Additionally, there also needs to be a consideration of the question of whether to build or buy. You will need to think about your company culture, budget, size and geographic locations, and whether you have the necessary resources to complete an internal build project. If you are able to build internally, you will need to ensure that there is a plan to meet the challenges of supporting and maintaining software once the initial budget has been exhausted. Should you decide to purchase a system, test the market and select a vendor who understands the goals of compliance and has built a flexible system that allows you to fit their software around your processes.
The next stage is to implement your system. This entails more than the basic parts of designing the processes, purchasing or building the system, then implementing and testing the processes. The key element, which is often overlooked, is communication, since a major risk for any system is that people won’t use it. A clear strategy for communications is required, and it must include a detailed training program (either in the classroom or online) that covers the reasons for the system (e.g., corruption or health and safety) and when the system will be available as well as how to use it.
The final stage of the system implementation is to ensure that the technology is actually being used. This can be achieved in a number of ways, such as monitoring access to the system after the rollout, reviewing the information entered into the system and asking users for their feedback. Where issues are found, a review will need to be conducted to understand the root cause — whether the processes were not well designed, the communications were ineffective or the technology was not suited to the needs. In each case, remedial action should be taken on each of the causes so that the system and programs do not fail or be seen as failing.
The last review that needs to be carried out is to establish whether the overall system meets the goals set out in the planning phase. This might consider things such as whether the budget was sufficient, whether the technology choice was appropriate, and whether the risks and obligations have been managed.
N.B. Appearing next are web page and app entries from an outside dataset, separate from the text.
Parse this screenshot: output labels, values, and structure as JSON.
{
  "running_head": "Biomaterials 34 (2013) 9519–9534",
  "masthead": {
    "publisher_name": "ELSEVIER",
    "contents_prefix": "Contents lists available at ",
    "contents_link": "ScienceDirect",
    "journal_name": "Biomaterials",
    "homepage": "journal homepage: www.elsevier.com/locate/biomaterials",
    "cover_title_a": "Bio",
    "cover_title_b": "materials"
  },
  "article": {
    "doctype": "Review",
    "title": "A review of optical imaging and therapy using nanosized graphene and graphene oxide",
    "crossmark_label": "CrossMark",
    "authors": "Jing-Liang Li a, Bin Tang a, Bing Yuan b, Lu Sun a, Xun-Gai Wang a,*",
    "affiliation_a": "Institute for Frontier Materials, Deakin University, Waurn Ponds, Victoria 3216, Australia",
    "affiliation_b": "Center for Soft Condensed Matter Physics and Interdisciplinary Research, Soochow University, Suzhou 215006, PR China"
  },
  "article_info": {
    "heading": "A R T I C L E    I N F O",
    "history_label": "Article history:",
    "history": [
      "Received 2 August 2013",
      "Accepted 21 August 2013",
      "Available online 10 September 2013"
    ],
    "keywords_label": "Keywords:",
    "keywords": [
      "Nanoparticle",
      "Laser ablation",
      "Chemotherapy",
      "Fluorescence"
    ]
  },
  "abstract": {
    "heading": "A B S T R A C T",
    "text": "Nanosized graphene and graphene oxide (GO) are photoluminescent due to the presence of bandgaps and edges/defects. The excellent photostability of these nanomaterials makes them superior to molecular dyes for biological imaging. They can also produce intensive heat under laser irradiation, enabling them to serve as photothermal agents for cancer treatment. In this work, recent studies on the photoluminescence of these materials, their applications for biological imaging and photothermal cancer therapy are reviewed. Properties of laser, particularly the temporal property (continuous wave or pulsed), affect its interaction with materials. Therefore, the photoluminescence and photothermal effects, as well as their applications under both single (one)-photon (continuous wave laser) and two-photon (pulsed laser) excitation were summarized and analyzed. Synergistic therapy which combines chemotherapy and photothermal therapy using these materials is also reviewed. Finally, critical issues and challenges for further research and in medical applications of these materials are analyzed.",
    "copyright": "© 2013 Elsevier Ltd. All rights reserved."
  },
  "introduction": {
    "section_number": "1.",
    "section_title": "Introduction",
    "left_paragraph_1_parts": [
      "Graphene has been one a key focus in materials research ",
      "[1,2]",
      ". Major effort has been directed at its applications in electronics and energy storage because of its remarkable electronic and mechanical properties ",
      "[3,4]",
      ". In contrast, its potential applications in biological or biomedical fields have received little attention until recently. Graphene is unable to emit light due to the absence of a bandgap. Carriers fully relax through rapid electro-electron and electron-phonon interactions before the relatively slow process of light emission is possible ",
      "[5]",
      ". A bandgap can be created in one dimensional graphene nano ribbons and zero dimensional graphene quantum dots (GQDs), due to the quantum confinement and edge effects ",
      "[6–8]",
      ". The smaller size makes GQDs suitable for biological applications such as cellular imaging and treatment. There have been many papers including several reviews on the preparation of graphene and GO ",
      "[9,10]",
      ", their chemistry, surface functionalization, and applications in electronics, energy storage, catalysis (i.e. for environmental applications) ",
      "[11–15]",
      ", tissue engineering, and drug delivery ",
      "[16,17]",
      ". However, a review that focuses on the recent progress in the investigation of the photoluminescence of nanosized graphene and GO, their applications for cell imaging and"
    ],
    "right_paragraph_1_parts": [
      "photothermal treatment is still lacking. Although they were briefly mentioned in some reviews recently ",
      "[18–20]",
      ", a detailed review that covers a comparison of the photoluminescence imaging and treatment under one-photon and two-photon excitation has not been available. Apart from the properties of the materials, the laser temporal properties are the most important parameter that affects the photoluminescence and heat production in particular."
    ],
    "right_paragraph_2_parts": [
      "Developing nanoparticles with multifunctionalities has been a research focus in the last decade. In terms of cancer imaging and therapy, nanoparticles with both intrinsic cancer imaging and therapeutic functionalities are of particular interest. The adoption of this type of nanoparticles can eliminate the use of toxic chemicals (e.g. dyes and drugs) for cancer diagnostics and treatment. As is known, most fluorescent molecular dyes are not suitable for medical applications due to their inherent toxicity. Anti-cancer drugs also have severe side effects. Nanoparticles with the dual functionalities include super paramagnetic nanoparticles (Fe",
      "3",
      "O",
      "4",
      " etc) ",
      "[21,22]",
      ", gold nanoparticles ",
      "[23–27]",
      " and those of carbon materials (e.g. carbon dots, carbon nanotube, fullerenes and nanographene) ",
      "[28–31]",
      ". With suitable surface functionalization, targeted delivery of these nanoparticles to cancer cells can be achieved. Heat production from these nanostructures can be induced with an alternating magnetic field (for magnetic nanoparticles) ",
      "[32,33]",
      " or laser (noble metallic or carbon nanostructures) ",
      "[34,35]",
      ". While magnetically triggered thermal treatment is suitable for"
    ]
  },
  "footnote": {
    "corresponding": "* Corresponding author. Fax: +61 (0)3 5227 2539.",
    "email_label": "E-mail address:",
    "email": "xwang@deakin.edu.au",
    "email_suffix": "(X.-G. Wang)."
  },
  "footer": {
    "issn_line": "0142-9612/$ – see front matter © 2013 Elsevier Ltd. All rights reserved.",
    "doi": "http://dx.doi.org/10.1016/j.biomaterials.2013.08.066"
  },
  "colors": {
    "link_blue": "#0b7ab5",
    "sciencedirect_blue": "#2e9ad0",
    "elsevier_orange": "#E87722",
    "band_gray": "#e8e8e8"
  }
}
It is clear then that software systems can, and should, be an integral part of solving compliance challenges. The key to making them work, however, is ensuring that the software is selected and configured to fit the program rather than the other way around, and not ignoring the soft skills of management buy-in, communications and training.